An emergency slide from a Boeing 767 aircraft operated by United Airlines fell out of the sky and into a backyard of a Chicago home after becoming detached from the plane as it made its final approach to O’Hare International Airport on Monday afternoon.
The Federal Aviation Administration (FAA) is now investigating how the emergency slide became detached from the 24-year-old aircraft in the final minutes of United flight UA12 which had just flown across the Atlantic from Zurich, Switzerland.
Patrick Devitt, a resident in the building where the emergency slide fell, told local media that he heard a “loud boom” when the emergency slide hit the side of his home. The roof was slightly damaged by the slide, but no one was injured by the falling debris.
The emergency slide fell to the side of the building, but residents dragged the hefty debris into the street, where it was inspected by law enforcement and FAA investigators.
After landing, United maintenance personnel at O’Hare reported that an emergency slide was missing from the aircraft, prompting an internal investigation.

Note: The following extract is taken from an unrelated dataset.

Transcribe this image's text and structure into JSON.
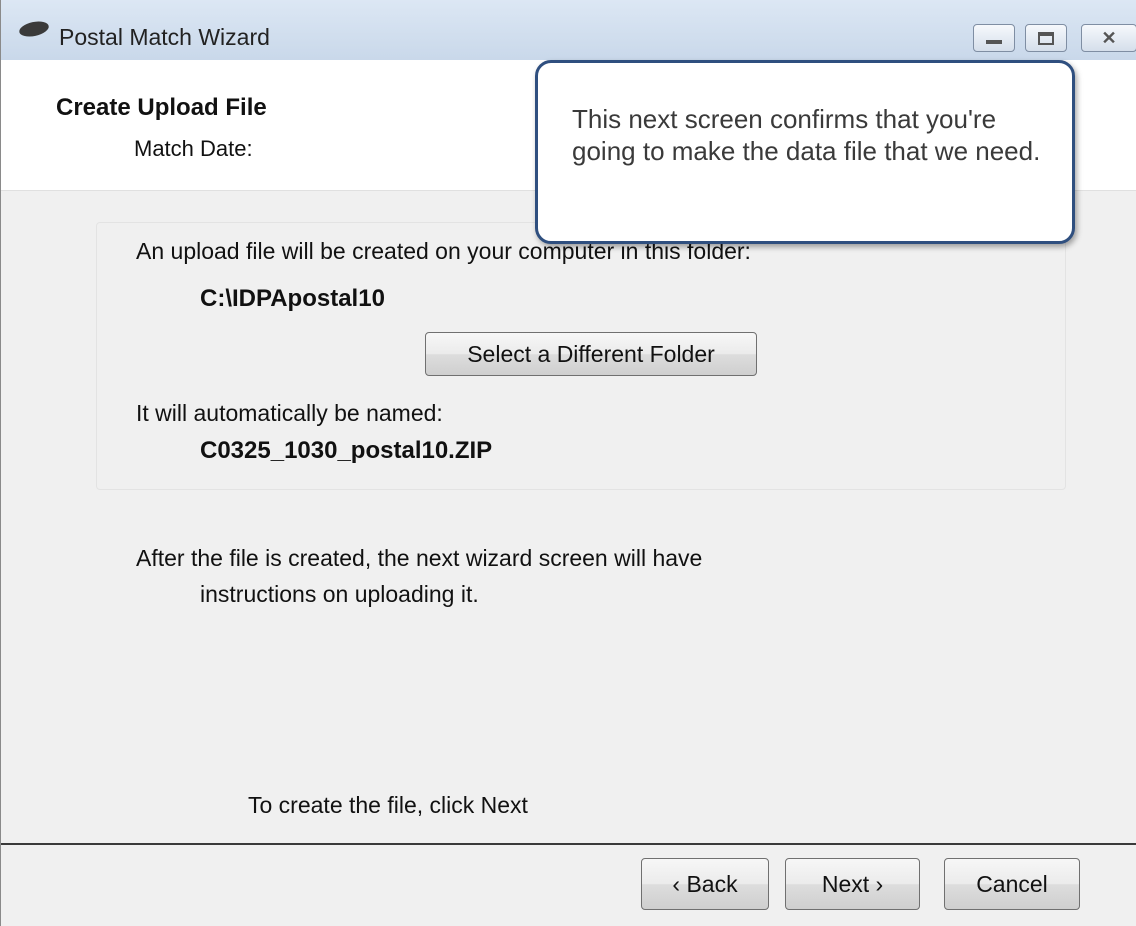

The emergency slide had not inflated when it detached from the aircraft, and it was still bundled up within its ‘pack’. Emergency slide packs are normally attached to the inside of the cabin door and, therefore, can’t just fall from the sky because the door is sealed shut.
The Boeing 767, however, has overwing emergency exits where the slide pack is built into the side of the aircraft fuselage. In the event of a malfunction, it is possible for the pack to become detached in flight.
In fact, although rare, similar incidents aren’t unheard of. In December 2019, a slide pack fell from a Delta-operated Boeing 767 in very similar circumstances on its final approach to Boston Logan Airport.
In a statement, a spokesperson for United said: “We immediately contacted the FAA and are working with our team to better understand the circumstances around this matter”.
Mateusz Maszczynski honed his skills as an international flight attendant at the most prominent airline in the Middle East and has been flying throughout the COVID-19 pandemic for a well-known European airline. Matt is passionate about the aviation industry and has become an expert in passenger experience and human-centric stories. Always keeping an ear close to the ground, Matt's industry insights, analysis and news coverage is frequently relied upon by some of the biggest names in journalism.